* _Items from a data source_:
------------------------------------------------------------------------

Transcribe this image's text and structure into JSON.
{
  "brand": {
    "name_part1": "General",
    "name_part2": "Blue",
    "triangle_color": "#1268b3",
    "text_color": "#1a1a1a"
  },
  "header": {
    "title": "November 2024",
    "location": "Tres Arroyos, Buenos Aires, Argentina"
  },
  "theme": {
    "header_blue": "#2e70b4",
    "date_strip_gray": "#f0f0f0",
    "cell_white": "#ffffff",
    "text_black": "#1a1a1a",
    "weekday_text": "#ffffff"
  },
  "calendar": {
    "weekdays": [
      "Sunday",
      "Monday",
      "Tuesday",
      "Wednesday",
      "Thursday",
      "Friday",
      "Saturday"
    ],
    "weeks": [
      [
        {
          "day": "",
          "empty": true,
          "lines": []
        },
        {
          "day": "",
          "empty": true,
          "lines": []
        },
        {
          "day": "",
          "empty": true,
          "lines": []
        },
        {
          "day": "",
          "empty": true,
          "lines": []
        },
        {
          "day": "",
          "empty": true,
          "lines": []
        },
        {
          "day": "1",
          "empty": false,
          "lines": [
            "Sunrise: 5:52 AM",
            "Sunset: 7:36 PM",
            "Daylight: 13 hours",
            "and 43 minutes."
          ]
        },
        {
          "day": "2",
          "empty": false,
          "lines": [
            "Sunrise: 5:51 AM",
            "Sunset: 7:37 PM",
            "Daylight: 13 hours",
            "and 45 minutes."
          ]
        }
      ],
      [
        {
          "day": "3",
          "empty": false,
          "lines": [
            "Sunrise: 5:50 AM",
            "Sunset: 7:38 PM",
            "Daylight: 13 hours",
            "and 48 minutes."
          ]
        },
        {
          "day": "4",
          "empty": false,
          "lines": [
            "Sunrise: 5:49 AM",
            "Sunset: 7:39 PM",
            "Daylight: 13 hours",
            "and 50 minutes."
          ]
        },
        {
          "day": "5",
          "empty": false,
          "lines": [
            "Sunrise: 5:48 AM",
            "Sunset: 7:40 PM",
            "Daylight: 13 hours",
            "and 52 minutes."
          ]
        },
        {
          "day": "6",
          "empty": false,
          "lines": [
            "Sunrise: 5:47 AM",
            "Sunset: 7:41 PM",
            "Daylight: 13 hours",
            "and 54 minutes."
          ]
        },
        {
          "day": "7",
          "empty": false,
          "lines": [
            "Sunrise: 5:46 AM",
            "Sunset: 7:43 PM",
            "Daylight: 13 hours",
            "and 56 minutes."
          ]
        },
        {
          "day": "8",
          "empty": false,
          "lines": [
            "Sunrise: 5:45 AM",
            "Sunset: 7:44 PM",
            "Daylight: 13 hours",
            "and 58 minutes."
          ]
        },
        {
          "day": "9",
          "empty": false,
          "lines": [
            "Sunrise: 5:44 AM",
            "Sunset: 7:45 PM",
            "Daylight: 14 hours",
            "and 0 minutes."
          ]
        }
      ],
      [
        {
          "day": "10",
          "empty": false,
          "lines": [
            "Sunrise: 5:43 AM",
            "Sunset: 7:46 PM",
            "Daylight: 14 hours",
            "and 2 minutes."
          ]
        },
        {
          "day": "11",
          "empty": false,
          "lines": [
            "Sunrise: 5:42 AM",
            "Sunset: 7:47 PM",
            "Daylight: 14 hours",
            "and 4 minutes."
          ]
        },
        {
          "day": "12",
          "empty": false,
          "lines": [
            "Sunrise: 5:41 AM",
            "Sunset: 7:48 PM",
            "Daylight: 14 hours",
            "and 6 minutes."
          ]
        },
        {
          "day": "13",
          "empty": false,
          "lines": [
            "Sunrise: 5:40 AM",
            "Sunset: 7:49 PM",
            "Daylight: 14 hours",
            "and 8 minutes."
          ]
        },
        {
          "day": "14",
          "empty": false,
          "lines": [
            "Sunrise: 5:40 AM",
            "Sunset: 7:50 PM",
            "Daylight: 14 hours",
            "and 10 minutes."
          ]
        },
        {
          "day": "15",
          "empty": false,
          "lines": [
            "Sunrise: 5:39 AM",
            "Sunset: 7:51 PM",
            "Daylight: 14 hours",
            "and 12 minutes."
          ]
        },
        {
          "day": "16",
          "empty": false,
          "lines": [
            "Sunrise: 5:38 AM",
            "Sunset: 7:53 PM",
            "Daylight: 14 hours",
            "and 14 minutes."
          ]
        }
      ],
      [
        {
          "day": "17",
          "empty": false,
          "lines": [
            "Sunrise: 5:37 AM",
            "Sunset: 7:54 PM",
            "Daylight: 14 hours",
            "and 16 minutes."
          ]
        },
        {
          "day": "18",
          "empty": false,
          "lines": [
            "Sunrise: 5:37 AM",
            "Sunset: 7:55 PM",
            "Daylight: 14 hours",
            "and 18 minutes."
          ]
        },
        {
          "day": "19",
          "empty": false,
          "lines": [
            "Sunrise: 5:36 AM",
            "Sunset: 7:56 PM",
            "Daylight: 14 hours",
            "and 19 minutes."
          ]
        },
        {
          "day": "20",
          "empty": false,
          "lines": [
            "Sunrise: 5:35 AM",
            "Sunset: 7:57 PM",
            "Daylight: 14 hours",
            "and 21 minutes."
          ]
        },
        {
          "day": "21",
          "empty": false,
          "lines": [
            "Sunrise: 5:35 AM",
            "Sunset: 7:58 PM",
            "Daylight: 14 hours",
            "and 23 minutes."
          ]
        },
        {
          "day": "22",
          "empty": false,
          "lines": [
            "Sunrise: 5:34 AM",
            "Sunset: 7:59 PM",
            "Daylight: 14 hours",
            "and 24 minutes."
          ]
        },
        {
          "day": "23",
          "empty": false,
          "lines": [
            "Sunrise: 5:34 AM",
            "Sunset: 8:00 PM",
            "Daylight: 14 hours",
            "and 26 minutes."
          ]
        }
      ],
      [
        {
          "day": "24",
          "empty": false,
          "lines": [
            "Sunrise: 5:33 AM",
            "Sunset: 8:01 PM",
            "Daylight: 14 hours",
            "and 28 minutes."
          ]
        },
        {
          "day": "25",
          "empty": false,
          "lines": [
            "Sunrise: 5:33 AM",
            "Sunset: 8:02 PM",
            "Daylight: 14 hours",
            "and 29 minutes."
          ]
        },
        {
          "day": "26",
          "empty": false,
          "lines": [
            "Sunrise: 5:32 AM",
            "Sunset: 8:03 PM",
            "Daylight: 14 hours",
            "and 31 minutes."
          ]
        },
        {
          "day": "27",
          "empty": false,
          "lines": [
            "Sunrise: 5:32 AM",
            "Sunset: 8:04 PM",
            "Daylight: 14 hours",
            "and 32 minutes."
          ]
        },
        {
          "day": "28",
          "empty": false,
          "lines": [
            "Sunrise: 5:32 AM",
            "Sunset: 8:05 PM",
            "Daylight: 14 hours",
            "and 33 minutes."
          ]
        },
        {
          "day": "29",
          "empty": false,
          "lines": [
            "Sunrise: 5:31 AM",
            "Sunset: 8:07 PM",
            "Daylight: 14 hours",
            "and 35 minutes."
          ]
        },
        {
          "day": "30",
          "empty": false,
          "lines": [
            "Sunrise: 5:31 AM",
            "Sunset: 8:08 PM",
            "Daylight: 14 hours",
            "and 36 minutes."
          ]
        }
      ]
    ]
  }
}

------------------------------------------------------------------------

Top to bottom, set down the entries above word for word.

* _RESPONSE AREA_:
Transcribe this image's text and structure into JSON.
{
  "brand": {
    "name_part1": "General",
    "name_part2": "Blue",
    "triangle_color": "#1268b3",
    "text_color": "#1a1a1a"
  },
  "header": {
    "title": "November 2024",
    "location": "Tres Arroyos, Buenos Aires, Argentina"
  },
  "theme": {
    "header_blue": "#2e70b4",
    "date_strip_gray": "#f0f0f0",
    "cell_white": "#ffffff",
    "text_black": "#1a1a1a",
    "weekday_text": "#ffffff"
  },
  "calendar": {
    "weekdays": [
      "Sunday",
      "Monday",
      "Tuesday",
      "Wednesday",
      "Thursday",
      "Friday",
      "Saturday"
    ],
    "weeks": [
      [
        {
          "day": "",
          "empty": true,
          "lines": []
        },
        {
          "day": "",
          "empty": true,
          "lines": []
        },
        {
          "day": "",
          "empty": true,
          "lines": []
        },
        {
          "day": "",
          "empty": true,
          "lines": []
        },
        {
          "day": "",
          "empty": true,
          "lines": []
        },
        {
          "day": "1",
          "empty": false,
          "lines": [
            "Sunrise: 5:52 AM",
            "Sunset: 7:36 PM",
            "Daylight: 13 hours",
            "and 43 minutes."
          ]
        },
        {
          "day": "2",
          "empty": false,
          "lines": [
            "Sunrise: 5:51 AM",
            "Sunset: 7:37 PM",
            "Daylight: 13 hours",
            "and 45 minutes."
          ]
        }
      ],
      [
        {
          "day": "3",
          "empty": false,
          "lines": [
            "Sunrise: 5:50 AM",
            "Sunset: 7:38 PM",
            "Daylight: 13 hours",
            "and 48 minutes."
          ]
        },
        {
          "day": "4",
          "empty": false,
          "lines": [
            "Sunrise: 5:49 AM",
            "Sunset: 7:39 PM",
            "Daylight: 13 hours",
            "and 50 minutes."
          ]
        },
        {
          "day": "5",
          "empty": false,
          "lines": [
            "Sunrise: 5:48 AM",
            "Sunset: 7:40 PM",
            "Daylight: 13 hours",
            "and 52 minutes."
          ]
        },
        {
          "day": "6",
          "empty": false,
          "lines": [
            "Sunrise: 5:47 AM",
            "Sunset: 7:41 PM",
            "Daylight: 13 hours",
            "and 54 minutes."
          ]
        },
        {
          "day": "7",
          "empty": false,
          "lines": [
            "Sunrise: 5:46 AM",
            "Sunset: 7:43 PM",
            "Daylight: 13 hours",
            "and 56 minutes."
          ]
        },
        {
          "day": "8",
          "empty": false,
          "lines": [
            "Sunrise: 5:45 AM",
            "Sunset: 7:44 PM",
            "Daylight: 13 hours",
            "and 58 minutes."
          ]
        },
        {
          "day": "9",
          "empty": false,
          "lines": [
            "Sunrise: 5:44 AM",
            "Sunset: 7:45 PM",
            "Daylight: 14 hours",
            "and 0 minutes."
          ]
        }
      ],
      [
        {
          "day": "10",
          "empty": false,
          "lines": [
            "Sunrise: 5:43 AM",
            "Sunset: 7:46 PM",
            "Daylight: 14 hours",
            "and 2 minutes."
          ]
        },
        {
          "day": "11",
          "empty": false,
          "lines": [
            "Sunrise: 5:42 AM",
            "Sunset: 7:47 PM",
            "Daylight: 14 hours",
            "and 4 minutes."
          ]
        },
        {
          "day": "12",
          "empty": false,
          "lines": [
            "Sunrise: 5:41 AM",
            "Sunset: 7:48 PM",
            "Daylight: 14 hours",
            "and 6 minutes."
          ]
        },
        {
          "day": "13",
          "empty": false,
          "lines": [
            "Sunrise: 5:40 AM",
            "Sunset: 7:49 PM",
            "Daylight: 14 hours",
            "and 8 minutes."
          ]
        },
        {
          "day": "14",
          "empty": false,
          "lines": [
            "Sunrise: 5:40 AM",
            "Sunset: 7:50 PM",
            "Daylight: 14 hours",
            "and 10 minutes."
          ]
        },
        {
          "day": "15",
          "empty": false,
          "lines": [
            "Sunrise: 5:39 AM",
            "Sunset: 7:51 PM",
            "Daylight: 14 hours",
            "and 12 minutes."
          ]
        },
        {
          "day": "16",
          "empty": false,
          "lines": [
            "Sunrise: 5:38 AM",
            "Sunset: 7:53 PM",
            "Daylight: 14 hours",
            "and 14 minutes."
          ]
        }
      ],
      [
        {
          "day": "17",
          "empty": false,
          "lines": [
            "Sunrise: 5:37 AM",
            "Sunset: 7:54 PM",
            "Daylight: 14 hours",
            "and 16 minutes."
          ]
        },
        {
          "day": "18",
          "empty": false,
          "lines": [
            "Sunrise: 5:37 AM",
            "Sunset: 7:55 PM",
            "Daylight: 14 hours",
            "and 18 minutes."
          ]
        },
        {
          "day": "19",
          "empty": false,
          "lines": [
            "Sunrise: 5:36 AM",
            "Sunset: 7:56 PM",
            "Daylight: 14 hours",
            "and 19 minutes."
          ]
        },
        {
          "day": "20",
          "empty": false,
          "lines": [
            "Sunrise: 5:35 AM",
            "Sunset: 7:57 PM",
            "Daylight: 14 hours",
            "and 21 minutes."
          ]
        },
        {
          "day": "21",
          "empty": false,
          "lines": [
            "Sunrise: 5:35 AM",
            "Sunset: 7:58 PM",
            "Daylight: 14 hours",
            "and 23 minutes."
          ]
        },
        {
          "day": "22",
          "empty": false,
          "lines": [
            "Sunrise: 5:34 AM",
            "Sunset: 7:59 PM",
            "Daylight: 14 hours",
            "and 24 minutes."
          ]
        },
        {
          "day": "23",
          "empty": false,
          "lines": [
            "Sunrise: 5:34 AM",
            "Sunset: 8:00 PM",
            "Daylight: 14 hours",
            "and 26 minutes."
          ]
        }
      ],
      [
        {
          "day": "24",
          "empty": false,
          "lines": [
            "Sunrise: 5:33 AM",
            "Sunset: 8:01 PM",
            "Daylight: 14 hours",
            "and 28 minutes."
          ]
        },
        {
          "day": "25",
          "empty": false,
          "lines": [
            "Sunrise: 5:33 AM",
            "Sunset: 8:02 PM",
            "Daylight: 14 hours",
            "and 29 minutes."
          ]
        },
        {
          "day": "26",
          "empty": false,
          "lines": [
            "Sunrise: 5:32 AM",
            "Sunset: 8:03 PM",
            "Daylight: 14 hours",
            "and 31 minutes."
          ]
        },
        {
          "day": "27",
          "empty": false,
          "lines": [
            "Sunrise: 5:32 AM",
            "Sunset: 8:04 PM",
            "Daylight: 14 hours",
            "and 32 minutes."
          ]
        },
        {
          "day": "28",
          "empty": false,
          "lines": [
            "Sunrise: 5:32 AM",
            "Sunset: 8:05 PM",
            "Daylight: 14 hours",
            "and 33 minutes."
          ]
        },
        {
          "day": "29",
          "empty": false,
          "lines": [
            "Sunrise: 5:31 AM",
            "Sunset: 8:07 PM",
            "Daylight: 14 hours",
            "and 35 minutes."
          ]
        },
        {
          "day": "30",
          "empty": false,
          "lines": [
            "Sunrise: 5:31 AM",
            "Sunset: 8:08 PM",
            "Daylight: 14 hours",
            "and 36 minutes."
          ]
        }
      ]
    ]
  }
}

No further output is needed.